---- Data extracts

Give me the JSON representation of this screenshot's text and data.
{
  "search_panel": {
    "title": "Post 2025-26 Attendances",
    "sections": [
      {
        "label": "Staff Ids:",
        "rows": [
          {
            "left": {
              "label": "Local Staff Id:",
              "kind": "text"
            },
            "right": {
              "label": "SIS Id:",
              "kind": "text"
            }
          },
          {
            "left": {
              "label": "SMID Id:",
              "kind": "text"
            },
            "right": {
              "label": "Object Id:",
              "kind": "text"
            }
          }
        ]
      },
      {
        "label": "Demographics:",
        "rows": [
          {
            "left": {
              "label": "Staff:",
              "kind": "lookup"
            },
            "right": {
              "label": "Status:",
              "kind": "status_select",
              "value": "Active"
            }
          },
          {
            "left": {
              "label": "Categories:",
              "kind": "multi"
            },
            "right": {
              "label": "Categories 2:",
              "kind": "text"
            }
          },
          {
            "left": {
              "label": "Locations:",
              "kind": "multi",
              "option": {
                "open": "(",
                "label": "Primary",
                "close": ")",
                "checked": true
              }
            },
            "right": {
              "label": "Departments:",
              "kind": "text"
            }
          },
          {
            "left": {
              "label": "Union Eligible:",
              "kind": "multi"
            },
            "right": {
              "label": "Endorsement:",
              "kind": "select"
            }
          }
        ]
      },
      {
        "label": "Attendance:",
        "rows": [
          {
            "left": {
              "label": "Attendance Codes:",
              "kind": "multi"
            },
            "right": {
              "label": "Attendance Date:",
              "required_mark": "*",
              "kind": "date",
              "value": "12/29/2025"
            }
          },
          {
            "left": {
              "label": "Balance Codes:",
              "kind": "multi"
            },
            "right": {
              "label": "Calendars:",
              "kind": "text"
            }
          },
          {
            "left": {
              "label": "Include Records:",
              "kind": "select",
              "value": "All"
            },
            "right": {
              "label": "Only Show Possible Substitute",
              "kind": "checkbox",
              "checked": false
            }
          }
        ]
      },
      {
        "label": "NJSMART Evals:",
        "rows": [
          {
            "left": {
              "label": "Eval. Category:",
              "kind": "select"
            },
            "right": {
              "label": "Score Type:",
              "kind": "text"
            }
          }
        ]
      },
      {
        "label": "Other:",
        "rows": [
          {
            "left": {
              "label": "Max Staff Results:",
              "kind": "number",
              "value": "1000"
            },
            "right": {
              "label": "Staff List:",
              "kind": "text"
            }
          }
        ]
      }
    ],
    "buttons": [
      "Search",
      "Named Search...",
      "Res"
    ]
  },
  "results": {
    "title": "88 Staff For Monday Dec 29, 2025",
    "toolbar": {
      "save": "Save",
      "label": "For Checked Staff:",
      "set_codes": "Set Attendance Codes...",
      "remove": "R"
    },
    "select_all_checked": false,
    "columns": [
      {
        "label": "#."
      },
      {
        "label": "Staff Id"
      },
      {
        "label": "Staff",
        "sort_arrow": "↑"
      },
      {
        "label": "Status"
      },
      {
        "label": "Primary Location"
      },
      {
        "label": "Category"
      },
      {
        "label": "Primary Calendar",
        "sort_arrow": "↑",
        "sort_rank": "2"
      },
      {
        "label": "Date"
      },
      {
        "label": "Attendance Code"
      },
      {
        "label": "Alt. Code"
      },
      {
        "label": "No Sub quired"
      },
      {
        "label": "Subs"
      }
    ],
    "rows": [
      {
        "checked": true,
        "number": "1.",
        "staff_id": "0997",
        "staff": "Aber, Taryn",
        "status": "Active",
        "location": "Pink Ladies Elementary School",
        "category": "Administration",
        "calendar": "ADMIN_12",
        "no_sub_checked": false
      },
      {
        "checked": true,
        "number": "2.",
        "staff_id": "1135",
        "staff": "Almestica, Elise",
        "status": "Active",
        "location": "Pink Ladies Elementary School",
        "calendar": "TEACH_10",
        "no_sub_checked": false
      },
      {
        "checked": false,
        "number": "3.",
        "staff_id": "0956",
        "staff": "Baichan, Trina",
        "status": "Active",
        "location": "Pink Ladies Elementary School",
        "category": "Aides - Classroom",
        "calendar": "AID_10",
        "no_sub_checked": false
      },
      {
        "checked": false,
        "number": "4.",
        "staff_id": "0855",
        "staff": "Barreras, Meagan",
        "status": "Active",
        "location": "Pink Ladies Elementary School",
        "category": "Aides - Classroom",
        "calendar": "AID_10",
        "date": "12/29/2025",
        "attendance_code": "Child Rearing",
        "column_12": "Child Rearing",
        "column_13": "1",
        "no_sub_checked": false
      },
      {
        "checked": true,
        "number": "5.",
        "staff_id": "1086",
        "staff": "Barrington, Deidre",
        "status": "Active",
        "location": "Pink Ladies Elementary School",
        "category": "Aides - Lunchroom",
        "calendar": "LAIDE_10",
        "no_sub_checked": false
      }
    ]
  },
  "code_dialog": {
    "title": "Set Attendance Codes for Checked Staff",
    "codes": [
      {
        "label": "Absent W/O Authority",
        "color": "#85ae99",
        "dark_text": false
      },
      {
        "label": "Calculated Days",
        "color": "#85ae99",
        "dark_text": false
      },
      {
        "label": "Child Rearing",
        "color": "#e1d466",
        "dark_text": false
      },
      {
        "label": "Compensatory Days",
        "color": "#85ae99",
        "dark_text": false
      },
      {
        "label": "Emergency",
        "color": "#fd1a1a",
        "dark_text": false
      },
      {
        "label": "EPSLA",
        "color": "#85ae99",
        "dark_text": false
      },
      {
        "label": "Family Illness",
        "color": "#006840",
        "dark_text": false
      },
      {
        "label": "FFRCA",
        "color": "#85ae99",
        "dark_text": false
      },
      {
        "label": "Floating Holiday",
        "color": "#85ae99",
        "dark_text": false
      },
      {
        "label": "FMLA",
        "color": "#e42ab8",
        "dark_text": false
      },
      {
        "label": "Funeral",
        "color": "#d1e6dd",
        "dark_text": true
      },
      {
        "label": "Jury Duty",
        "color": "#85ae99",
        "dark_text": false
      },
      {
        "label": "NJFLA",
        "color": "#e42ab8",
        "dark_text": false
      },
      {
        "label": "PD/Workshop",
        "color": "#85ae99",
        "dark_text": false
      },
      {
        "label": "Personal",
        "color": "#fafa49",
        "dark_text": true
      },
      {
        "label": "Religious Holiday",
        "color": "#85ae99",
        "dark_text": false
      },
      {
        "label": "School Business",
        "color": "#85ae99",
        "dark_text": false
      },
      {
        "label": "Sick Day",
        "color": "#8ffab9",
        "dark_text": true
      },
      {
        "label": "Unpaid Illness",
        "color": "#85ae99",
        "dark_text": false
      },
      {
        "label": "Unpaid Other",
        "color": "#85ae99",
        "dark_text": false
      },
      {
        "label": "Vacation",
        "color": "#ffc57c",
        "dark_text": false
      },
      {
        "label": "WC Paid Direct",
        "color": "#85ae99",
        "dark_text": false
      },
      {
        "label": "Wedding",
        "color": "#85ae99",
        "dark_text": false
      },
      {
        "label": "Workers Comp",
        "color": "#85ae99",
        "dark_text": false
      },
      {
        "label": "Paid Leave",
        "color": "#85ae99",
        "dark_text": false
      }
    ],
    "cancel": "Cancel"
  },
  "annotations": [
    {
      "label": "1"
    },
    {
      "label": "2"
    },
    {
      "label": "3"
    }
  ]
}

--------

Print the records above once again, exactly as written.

Give me the JSON representation of this screenshot's text and data.
{
  "search_panel": {
    "title": "Post 2025-26 Attendances",
    "sections": [
      {
        "label": "Staff Ids:",
        "rows": [
          {
            "left": {
              "label": "Local Staff Id:",
              "kind": "text"
            },
            "right": {
              "label": "SIS Id:",
              "kind": "text"
            }
          },
          {
            "left": {
              "label": "SMID Id:",
              "kind": "text"
            },
            "right": {
              "label": "Object Id:",
              "kind": "text"
            }
          }
        ]
      },
      {
        "label": "Demographics:",
        "rows": [
          {
            "left": {
              "label": "Staff:",
              "kind": "lookup"
            },
            "right": {
              "label": "Status:",
              "kind": "status_select",
              "value": "Active"
            }
          },
          {
            "left": {
              "label": "Categories:",
              "kind": "multi"
            },
            "right": {
              "label": "Categories 2:",
              "kind": "text"
            }
          },
          {
            "left": {
              "label": "Locations:",
              "kind": "multi",
              "option": {
                "open": "(",
                "label": "Primary",
                "close": ")",
                "checked": true
              }
            },
            "right": {
              "label": "Departments:",
              "kind": "text"
            }
          },
          {
            "left": {
              "label": "Union Eligible:",
              "kind": "multi"
            },
            "right": {
              "label": "Endorsement:",
              "kind": "select"
            }
          }
        ]
      },
      {
        "label": "Attendance:",
        "rows": [
          {
            "left": {
              "label": "Attendance Codes:",
              "kind": "multi"
            },
            "right": {
              "label": "Attendance Date:",
              "required_mark": "*",
              "kind": "date",
              "value": "12/29/2025"
            }
          },
          {
            "left": {
              "label": "Balance Codes:",
              "kind": "multi"
            },
            "right": {
              "label": "Calendars:",
              "kind": "text"
            }
          },
          {
            "left": {
              "label": "Include Records:",
              "kind": "select",
              "value": "All"
            },
            "right": {
              "label": "Only Show Possible Substitute",
              "kind": "checkbox",
              "checked": false
            }
          }
        ]
      },
      {
        "label": "NJSMART Evals:",
        "rows": [
          {
            "left": {
              "label": "Eval. Category:",
              "kind": "select"
            },
            "right": {
              "label": "Score Type:",
              "kind": "text"
            }
          }
        ]
      },
      {
        "label": "Other:",
        "rows": [
          {
            "left": {
              "label": "Max Staff Results:",
              "kind": "number",
              "value": "1000"
            },
            "right": {
              "label": "Staff List:",
              "kind": "text"
            }
          }
        ]
      }
    ],
    "buttons": [
      "Search",
      "Named Search...",
      "Res"
    ]
  },
  "results": {
    "title": "88 Staff For Monday Dec 29, 2025",
    "toolbar": {
      "save": "Save",
      "label": "For Checked Staff:",
      "set_codes": "Set Attendance Codes...",
      "remove": "R"
    },
    "select_all_checked": false,
    "columns": [
      {
        "label": "#."
      },
      {
        "label": "Staff Id"
      },
      {
        "label": "Staff",
        "sort_arrow": "↑"
      },
      {
        "label": "Status"
      },
      {
        "label": "Primary Location"
      },
      {
        "label": "Category"
      },
      {
        "label": "Primary Calendar",
        "sort_arrow": "↑",
        "sort_rank": "2"
      },
      {
        "label": "Date"
      },
      {
        "label": "Attendance Code"
      },
      {
        "label": "Alt. Code"
      },
      {
        "label": "No Sub quired"
      },
      {
        "label": "Subs"
      }
    ],
    "rows": [
      {
        "checked": true,
        "number": "1.",
        "staff_id": "0997",
        "staff": "Aber, Taryn",
        "status": "Active",
        "location": "Pink Ladies Elementary School",
        "category": "Administration",
        "calendar": "ADMIN_12",
        "no_sub_checked": false
      },
      {
        "checked": true,
        "number": "2.",
        "staff_id": "1135",
        "staff": "Almestica, Elise",
        "status": "Active",
        "location": "Pink Ladies Elementary School",
        "calendar": "TEACH_10",
        "no_sub_checked": false
      },
      {
        "checked": false,
        "number": "3.",
        "staff_id": "0956",
        "staff": "Baichan, Trina",
        "status": "Active",
        "location": "Pink Ladies Elementary School",
        "category": "Aides - Classroom",
        "calendar": "AID_10",
        "no_sub_checked": false
      },
      {
        "checked": false,
        "number": "4.",
        "staff_id": "0855",
        "staff": "Barreras, Meagan",
        "status": "Active",
        "location": "Pink Ladies Elementary School",
        "category": "Aides - Classroom",
        "calendar": "AID_10",
        "date": "12/29/2025",
        "attendance_code": "Child Rearing",
        "column_12": "Child Rearing",
        "column_13": "1",
        "no_sub_checked": false
      },
      {
        "checked": true,
        "number": "5.",
        "staff_id": "1086",
        "staff": "Barrington, Deidre",
        "status": "Active",
        "location": "Pink Ladies Elementary School",
        "category": "Aides - Lunchroom",
        "calendar": "LAIDE_10",
        "no_sub_checked": false
      }
    ]
  },
  "code_dialog": {
    "title": "Set Attendance Codes for Checked Staff",
    "codes": [
      {
        "label": "Absent W/O Authority",
        "color": "#85ae99",
        "dark_text": false
      },
      {
        "label": "Calculated Days",
        "color": "#85ae99",
        "dark_text": false
      },
      {
        "label": "Child Rearing",
        "color": "#e1d466",
        "dark_text": false
      },
      {
        "label": "Compensatory Days",
        "color": "#85ae99",
        "dark_text": false
      },
      {
        "label": "Emergency",
        "color": "#fd1a1a",
        "dark_text": false
      },
      {
        "label": "EPSLA",
        "color": "#85ae99",
        "dark_text": false
      },
      {
        "label": "Family Illness",
        "color": "#006840",
        "dark_text": false
      },
      {
        "label": "FFRCA",
        "color": "#85ae99",
        "dark_text": false
      },
      {
        "label": "Floating Holiday",
        "color": "#85ae99",
        "dark_text": false
      },
      {
        "label": "FMLA",
        "color": "#e42ab8",
        "dark_text": false
      },
      {
        "label": "Funeral",
        "color": "#d1e6dd",
        "dark_text": true
      },
      {
        "label": "Jury Duty",
        "color": "#85ae99",
        "dark_text": false
      },
      {
        "label": "NJFLA",
        "color": "#e42ab8",
        "dark_text": false
      },
      {
        "label": "PD/Workshop",
        "color": "#85ae99",
        "dark_text": false
      },
      {
        "label": "Personal",
        "color": "#fafa49",
        "dark_text": true
      },
      {
        "label": "Religious Holiday",
        "color": "#85ae99",
        "dark_text": false
      },
      {
        "label": "School Business",
        "color": "#85ae99",
        "dark_text": false
      },
      {
        "label": "Sick Day",
        "color": "#8ffab9",
        "dark_text": true
      },
      {
        "label": "Unpaid Illness",
        "color": "#85ae99",
        "dark_text": false
      },
      {
        "label": "Unpaid Other",
        "color": "#85ae99",
        "dark_text": false
      },
      {
        "label": "Vacation",
        "color": "#ffc57c",
        "dark_text": false
      },
      {
        "label": "WC Paid Direct",
        "color": "#85ae99",
        "dark_text": false
      },
      {
        "label": "Wedding",
        "color": "#85ae99",
        "dark_text": false
      },
      {
        "label": "Workers Comp",
        "color": "#85ae99",
        "dark_text": false
      },
      {
        "label": "Paid Leave",
        "color": "#85ae99",
        "dark_text": false
      }
    ],
    "cancel": "Cancel"
  },
  "annotations": [
    {
      "label": "1"
    },
    {
      "label": "2"
    },
    {
      "label": "3"
    }
  ]
}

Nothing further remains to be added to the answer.